Here are seven key facts about his life:
1.) His name, Patrice, is a homage to Patrice Lumumba, the first elected Prime Minister of the Democratic Republic of Congo.
— Lumumba played a crucial role in the country’s path to independence from Belgium, and was executed in 1961 following a coup that deposed his government.
2.) In 2013, Motsepe donated half his wealth to charity, a move inspired by the actions of Bill Gates and Warren Buffet, who have long been encouraging billionaires to distribute their wealth.
3.) He is the owner of Mamelodi Sundowns, a Pretoria-based football team that’s nicknamed The Brazilians, in reference to the yellow and blue uniforms that echo those of Brazil’s national team.
4.) Motsepe is currently the 847th richest person in the world according to Forbes magazine, with a net worth of $2.2 billion.
5.) He abides to the South African philosophy of Ubuntu, meaning “I am because you are,” which expresses an idea of connectedness.
6.) He started working at an early age, during school holidays, in his father’s Spaza shop, a type of convenience store popular in South Africa.
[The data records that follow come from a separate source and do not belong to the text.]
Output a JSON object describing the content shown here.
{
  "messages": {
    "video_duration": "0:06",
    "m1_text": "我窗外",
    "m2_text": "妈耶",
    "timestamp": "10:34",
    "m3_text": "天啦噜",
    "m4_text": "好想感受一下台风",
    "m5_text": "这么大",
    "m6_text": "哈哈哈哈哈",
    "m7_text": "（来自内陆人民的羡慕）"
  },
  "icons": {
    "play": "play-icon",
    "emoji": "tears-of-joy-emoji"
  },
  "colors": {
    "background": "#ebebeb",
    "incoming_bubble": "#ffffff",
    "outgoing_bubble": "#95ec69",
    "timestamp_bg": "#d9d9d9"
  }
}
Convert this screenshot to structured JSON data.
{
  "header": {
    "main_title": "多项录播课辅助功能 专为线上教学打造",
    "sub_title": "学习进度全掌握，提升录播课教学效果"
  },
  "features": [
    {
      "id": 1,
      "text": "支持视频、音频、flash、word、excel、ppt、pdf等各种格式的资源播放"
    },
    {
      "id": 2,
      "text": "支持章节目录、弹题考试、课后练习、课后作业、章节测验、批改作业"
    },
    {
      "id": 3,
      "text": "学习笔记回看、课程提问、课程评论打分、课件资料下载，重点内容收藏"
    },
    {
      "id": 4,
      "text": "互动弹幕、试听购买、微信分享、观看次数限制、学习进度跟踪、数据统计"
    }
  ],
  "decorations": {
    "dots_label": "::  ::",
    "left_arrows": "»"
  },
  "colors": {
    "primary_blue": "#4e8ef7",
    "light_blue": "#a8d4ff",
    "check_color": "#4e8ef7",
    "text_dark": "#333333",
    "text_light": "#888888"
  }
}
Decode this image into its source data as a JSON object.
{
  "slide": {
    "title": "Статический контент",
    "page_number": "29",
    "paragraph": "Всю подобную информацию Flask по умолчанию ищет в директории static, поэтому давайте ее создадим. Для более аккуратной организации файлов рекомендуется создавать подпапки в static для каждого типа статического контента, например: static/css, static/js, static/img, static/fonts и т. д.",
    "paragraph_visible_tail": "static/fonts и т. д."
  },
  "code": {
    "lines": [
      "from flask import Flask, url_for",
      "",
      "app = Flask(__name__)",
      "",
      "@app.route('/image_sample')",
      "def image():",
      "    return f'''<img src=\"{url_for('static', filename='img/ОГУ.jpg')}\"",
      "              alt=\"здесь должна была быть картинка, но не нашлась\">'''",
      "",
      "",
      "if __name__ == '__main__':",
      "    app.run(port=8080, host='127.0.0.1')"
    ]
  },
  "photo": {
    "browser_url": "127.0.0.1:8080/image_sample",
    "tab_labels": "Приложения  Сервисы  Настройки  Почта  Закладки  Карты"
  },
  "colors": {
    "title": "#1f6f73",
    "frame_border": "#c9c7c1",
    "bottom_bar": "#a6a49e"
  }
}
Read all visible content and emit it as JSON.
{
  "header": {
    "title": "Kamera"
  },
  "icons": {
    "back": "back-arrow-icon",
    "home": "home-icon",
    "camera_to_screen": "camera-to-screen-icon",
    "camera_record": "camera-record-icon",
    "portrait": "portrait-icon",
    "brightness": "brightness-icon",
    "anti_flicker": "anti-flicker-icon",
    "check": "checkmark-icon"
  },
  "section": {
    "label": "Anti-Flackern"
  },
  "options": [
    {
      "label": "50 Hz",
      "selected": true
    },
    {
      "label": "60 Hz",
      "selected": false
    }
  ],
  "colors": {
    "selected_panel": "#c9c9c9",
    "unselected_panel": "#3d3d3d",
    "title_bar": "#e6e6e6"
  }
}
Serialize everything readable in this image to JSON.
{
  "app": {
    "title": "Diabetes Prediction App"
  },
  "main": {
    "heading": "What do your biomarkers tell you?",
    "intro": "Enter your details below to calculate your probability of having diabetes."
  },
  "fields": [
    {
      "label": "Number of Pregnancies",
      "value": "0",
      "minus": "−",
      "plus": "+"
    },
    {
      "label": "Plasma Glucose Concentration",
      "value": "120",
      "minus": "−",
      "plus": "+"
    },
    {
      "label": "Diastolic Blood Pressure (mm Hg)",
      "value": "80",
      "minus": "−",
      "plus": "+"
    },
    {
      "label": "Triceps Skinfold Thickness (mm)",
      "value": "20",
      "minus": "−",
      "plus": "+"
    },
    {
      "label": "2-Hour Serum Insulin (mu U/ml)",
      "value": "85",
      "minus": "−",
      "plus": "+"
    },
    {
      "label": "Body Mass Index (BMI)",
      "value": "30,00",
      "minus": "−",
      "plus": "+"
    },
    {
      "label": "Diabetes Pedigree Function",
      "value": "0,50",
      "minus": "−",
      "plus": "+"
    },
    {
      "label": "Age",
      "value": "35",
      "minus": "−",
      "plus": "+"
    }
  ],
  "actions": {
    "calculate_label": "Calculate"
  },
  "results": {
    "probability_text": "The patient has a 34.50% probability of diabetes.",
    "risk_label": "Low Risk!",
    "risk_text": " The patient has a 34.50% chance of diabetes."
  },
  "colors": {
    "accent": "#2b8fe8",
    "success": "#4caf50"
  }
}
7.) He has blue blood: he is a prince in a clan of the Tswana ethnic group, one of the largest black minorities of South Africa, where the Tswana language is also one of the eleven official idioms.